▶ _ASSIGNMENT_
The reply should be a single number: the count of lines below that contain the word "Windows".

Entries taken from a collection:
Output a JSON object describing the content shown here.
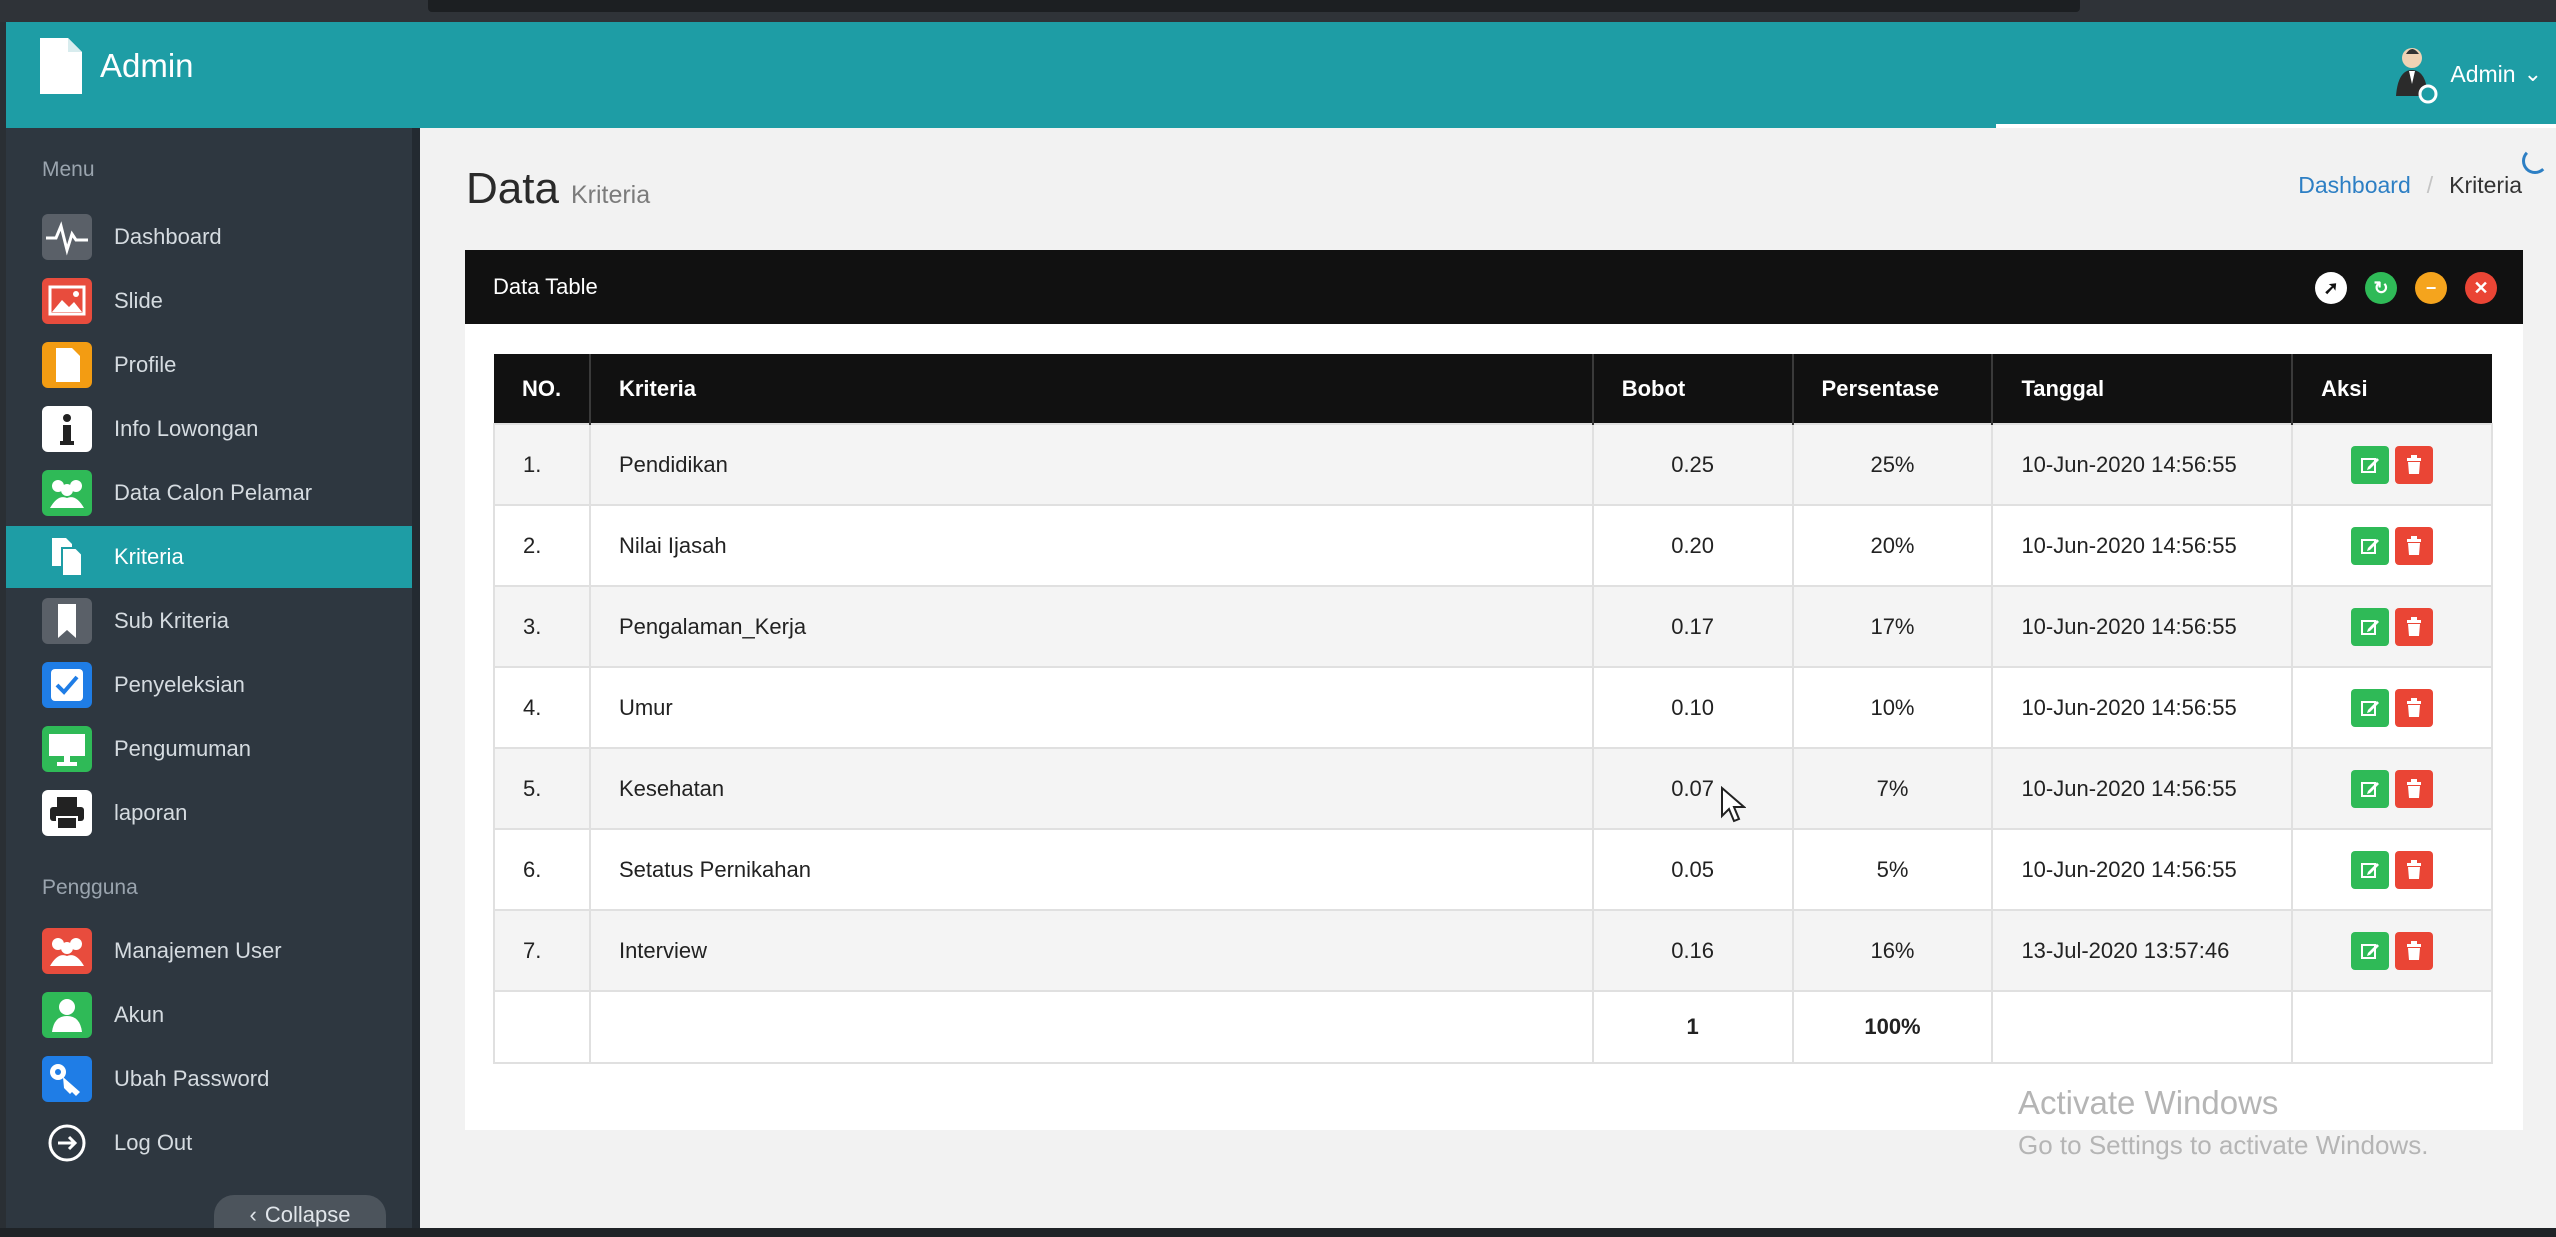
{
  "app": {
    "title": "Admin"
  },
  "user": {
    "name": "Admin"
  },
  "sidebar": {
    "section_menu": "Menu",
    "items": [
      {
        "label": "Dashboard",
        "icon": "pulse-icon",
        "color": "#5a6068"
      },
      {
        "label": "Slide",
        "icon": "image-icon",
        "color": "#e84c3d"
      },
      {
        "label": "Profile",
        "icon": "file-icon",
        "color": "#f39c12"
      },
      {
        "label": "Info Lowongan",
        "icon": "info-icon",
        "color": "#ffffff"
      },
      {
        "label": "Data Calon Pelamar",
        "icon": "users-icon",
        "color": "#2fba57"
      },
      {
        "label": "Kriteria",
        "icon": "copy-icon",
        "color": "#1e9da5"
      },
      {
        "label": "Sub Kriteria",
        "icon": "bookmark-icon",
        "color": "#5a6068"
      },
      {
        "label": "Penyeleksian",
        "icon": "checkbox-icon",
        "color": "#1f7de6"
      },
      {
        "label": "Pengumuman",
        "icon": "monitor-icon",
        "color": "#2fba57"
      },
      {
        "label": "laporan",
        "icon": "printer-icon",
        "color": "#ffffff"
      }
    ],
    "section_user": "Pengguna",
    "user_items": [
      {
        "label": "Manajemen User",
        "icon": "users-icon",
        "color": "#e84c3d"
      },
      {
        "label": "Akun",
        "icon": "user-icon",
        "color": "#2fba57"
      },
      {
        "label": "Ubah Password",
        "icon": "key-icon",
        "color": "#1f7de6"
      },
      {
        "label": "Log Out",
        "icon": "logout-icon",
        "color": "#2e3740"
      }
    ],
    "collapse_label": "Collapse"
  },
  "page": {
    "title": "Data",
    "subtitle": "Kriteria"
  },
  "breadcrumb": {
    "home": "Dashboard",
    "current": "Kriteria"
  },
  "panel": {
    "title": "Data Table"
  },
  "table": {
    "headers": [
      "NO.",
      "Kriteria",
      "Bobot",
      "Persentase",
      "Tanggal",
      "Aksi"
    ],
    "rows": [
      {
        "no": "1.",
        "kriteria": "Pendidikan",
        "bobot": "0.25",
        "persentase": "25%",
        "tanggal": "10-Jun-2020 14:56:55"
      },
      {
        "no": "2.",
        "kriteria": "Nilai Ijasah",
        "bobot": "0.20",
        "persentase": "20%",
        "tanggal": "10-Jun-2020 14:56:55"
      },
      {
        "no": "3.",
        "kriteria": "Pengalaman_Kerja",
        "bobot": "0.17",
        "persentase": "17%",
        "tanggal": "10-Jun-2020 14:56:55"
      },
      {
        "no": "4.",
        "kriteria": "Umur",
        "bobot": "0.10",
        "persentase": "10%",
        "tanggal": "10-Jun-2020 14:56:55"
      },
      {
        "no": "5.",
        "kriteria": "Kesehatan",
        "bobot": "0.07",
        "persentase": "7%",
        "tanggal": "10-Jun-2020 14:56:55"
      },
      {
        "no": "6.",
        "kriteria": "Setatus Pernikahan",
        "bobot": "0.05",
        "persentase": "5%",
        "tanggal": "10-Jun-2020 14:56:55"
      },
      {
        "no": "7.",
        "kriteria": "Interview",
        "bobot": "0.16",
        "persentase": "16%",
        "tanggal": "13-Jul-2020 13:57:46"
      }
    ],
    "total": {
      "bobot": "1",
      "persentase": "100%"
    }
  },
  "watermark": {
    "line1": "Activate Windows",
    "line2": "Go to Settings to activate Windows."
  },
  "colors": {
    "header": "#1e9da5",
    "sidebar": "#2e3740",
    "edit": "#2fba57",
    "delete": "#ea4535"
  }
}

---

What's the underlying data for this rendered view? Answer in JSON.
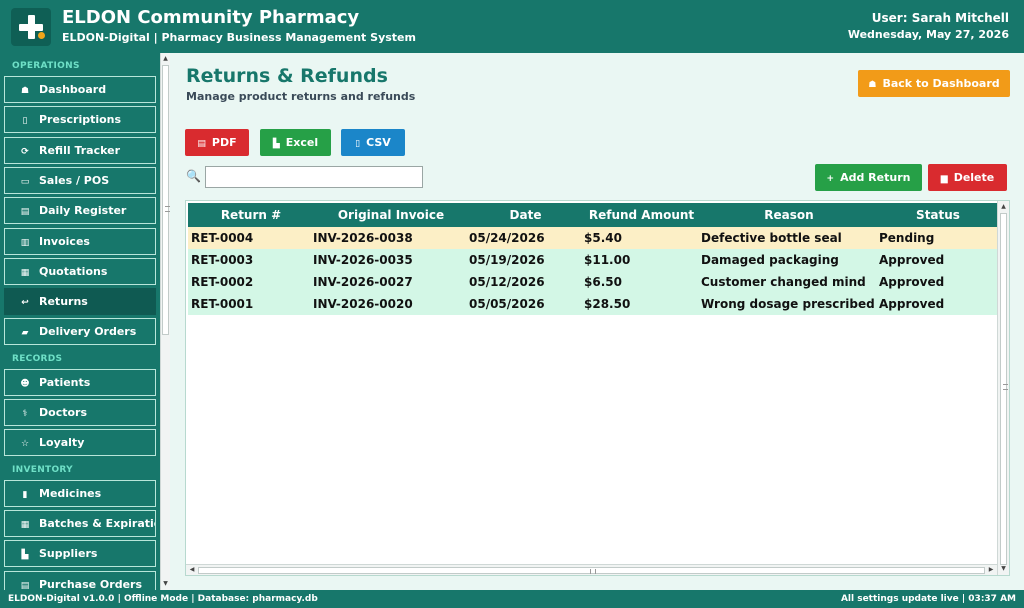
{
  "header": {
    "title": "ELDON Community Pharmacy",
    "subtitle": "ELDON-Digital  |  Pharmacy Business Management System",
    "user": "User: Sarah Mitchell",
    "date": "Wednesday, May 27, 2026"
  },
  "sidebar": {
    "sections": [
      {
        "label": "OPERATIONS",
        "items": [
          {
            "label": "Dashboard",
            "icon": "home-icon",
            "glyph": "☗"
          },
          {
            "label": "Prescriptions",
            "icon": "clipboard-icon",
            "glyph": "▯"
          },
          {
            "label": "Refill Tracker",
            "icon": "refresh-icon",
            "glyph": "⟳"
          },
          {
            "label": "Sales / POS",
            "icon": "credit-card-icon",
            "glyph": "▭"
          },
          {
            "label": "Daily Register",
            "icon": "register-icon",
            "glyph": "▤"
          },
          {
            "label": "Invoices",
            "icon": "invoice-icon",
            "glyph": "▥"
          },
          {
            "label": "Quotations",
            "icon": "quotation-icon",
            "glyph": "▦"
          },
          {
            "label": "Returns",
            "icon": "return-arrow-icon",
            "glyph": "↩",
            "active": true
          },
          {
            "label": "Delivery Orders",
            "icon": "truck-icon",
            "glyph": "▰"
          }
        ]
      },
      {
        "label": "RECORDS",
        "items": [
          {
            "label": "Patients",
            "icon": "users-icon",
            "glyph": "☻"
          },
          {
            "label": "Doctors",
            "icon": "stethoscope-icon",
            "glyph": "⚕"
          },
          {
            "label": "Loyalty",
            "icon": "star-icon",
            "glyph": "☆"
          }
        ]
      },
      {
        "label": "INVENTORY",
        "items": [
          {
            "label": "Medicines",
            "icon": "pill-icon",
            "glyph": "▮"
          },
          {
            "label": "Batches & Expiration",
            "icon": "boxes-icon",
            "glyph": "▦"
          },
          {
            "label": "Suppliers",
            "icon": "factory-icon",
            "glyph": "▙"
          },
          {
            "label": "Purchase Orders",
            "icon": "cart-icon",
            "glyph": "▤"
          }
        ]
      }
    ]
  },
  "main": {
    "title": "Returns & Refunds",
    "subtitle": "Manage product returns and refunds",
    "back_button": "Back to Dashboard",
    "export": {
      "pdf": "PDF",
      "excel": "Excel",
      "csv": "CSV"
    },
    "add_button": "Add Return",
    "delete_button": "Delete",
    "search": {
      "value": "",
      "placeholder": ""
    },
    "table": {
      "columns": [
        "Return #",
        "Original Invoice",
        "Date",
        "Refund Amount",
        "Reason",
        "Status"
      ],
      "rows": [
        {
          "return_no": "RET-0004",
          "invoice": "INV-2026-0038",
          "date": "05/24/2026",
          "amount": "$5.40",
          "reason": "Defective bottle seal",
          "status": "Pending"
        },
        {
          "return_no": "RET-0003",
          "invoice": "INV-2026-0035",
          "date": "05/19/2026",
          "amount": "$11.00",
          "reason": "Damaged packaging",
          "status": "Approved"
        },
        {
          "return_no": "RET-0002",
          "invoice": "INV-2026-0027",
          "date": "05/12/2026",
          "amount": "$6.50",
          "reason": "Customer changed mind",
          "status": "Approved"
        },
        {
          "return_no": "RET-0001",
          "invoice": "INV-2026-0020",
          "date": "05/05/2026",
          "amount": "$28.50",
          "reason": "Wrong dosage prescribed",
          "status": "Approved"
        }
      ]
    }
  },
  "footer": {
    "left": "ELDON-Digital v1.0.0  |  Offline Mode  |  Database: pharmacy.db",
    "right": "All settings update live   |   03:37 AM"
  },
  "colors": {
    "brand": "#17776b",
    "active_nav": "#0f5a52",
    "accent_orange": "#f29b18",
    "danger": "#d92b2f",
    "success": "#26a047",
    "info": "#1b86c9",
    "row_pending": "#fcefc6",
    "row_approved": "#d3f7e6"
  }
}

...

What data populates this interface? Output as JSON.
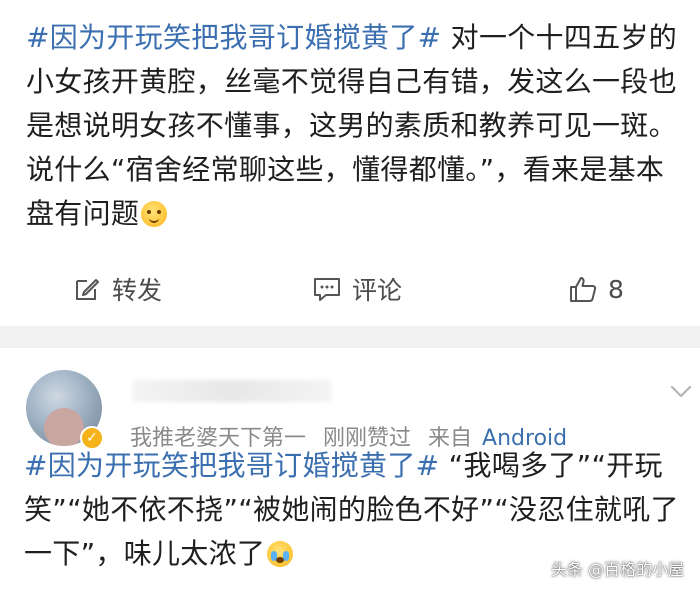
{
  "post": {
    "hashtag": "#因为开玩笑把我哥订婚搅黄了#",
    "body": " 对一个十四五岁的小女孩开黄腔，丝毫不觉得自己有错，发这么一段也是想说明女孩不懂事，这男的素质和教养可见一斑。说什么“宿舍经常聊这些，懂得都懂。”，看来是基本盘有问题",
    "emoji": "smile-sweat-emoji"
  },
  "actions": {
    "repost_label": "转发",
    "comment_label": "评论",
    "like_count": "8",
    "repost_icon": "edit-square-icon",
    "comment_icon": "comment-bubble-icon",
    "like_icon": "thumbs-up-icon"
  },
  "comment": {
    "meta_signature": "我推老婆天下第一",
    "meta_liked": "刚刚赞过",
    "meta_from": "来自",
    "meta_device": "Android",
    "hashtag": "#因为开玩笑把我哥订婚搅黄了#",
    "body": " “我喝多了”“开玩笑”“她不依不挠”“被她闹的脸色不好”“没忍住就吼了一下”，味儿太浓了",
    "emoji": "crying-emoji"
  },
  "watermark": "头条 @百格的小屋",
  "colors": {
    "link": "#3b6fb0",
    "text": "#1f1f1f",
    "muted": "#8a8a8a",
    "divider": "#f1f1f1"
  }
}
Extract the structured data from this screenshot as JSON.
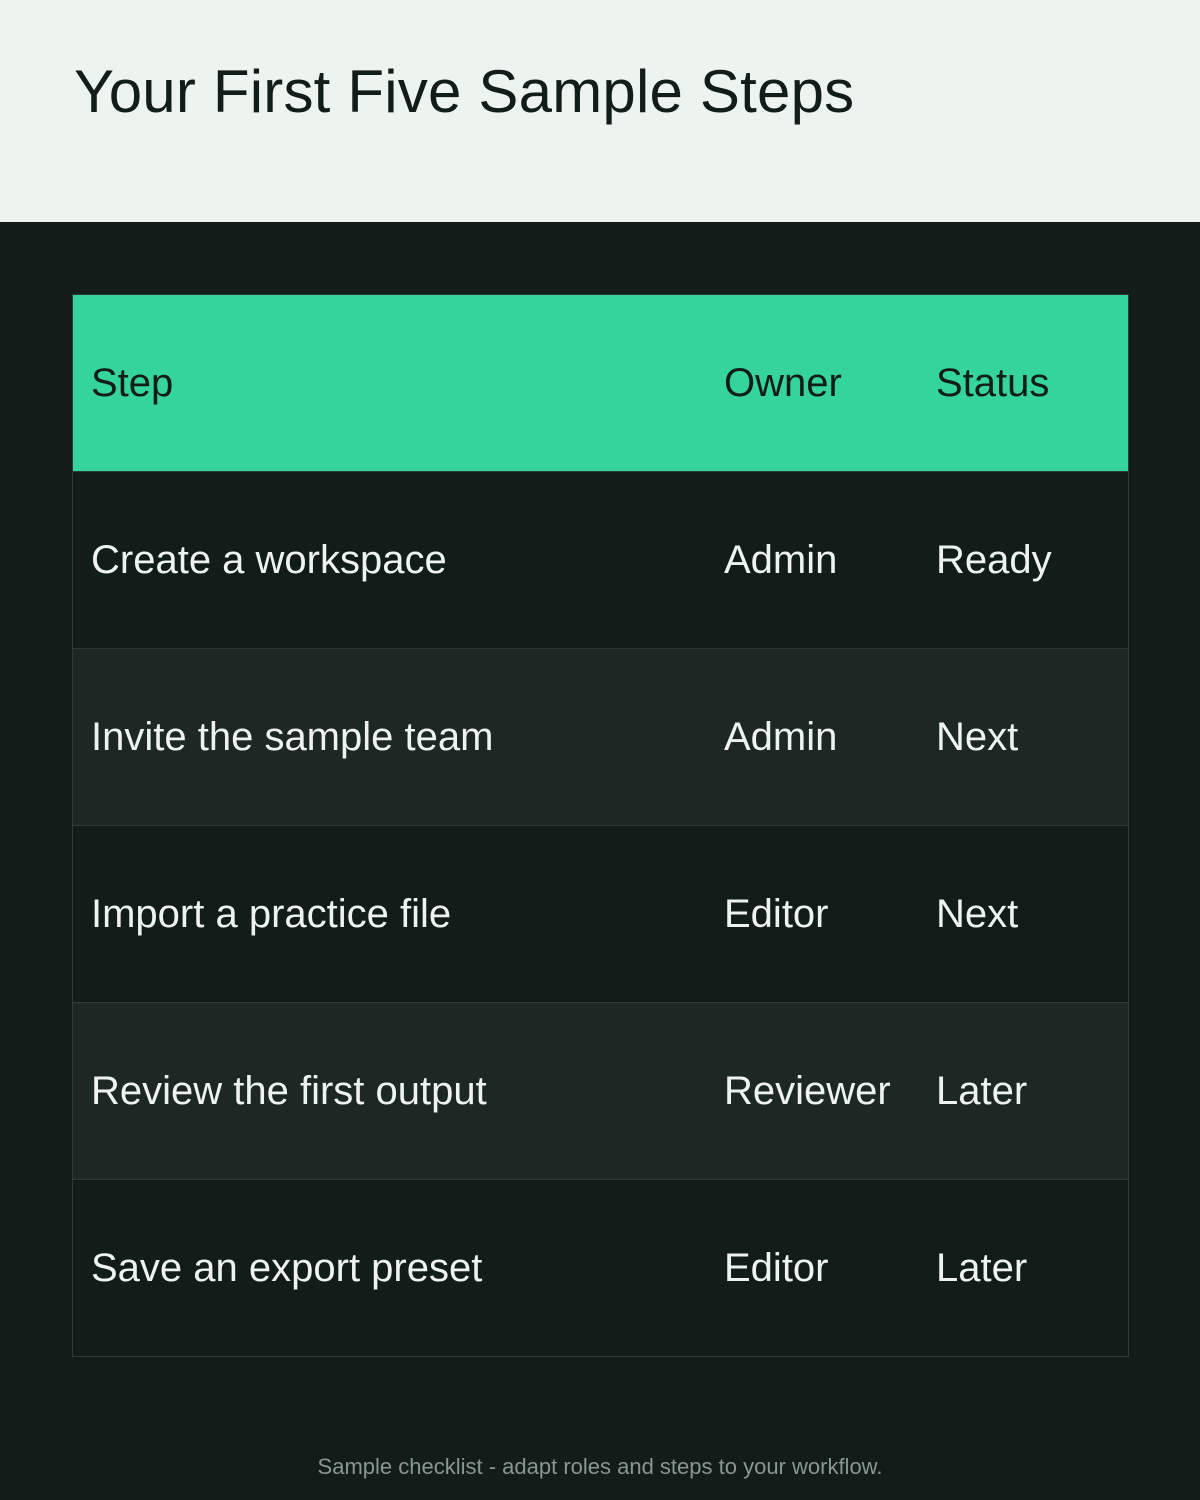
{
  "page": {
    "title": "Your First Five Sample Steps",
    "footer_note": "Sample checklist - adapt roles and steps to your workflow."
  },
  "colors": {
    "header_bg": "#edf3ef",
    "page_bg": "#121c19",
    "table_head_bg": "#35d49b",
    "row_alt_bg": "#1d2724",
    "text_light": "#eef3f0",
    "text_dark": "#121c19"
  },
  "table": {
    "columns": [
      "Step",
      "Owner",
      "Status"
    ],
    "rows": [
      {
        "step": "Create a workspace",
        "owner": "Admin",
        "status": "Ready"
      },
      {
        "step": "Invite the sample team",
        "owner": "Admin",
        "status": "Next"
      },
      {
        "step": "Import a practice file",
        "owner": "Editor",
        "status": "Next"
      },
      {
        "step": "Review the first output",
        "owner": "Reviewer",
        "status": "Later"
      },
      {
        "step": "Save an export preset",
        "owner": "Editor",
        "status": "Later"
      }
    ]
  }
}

▶ _EXERCISE ANSWER_
2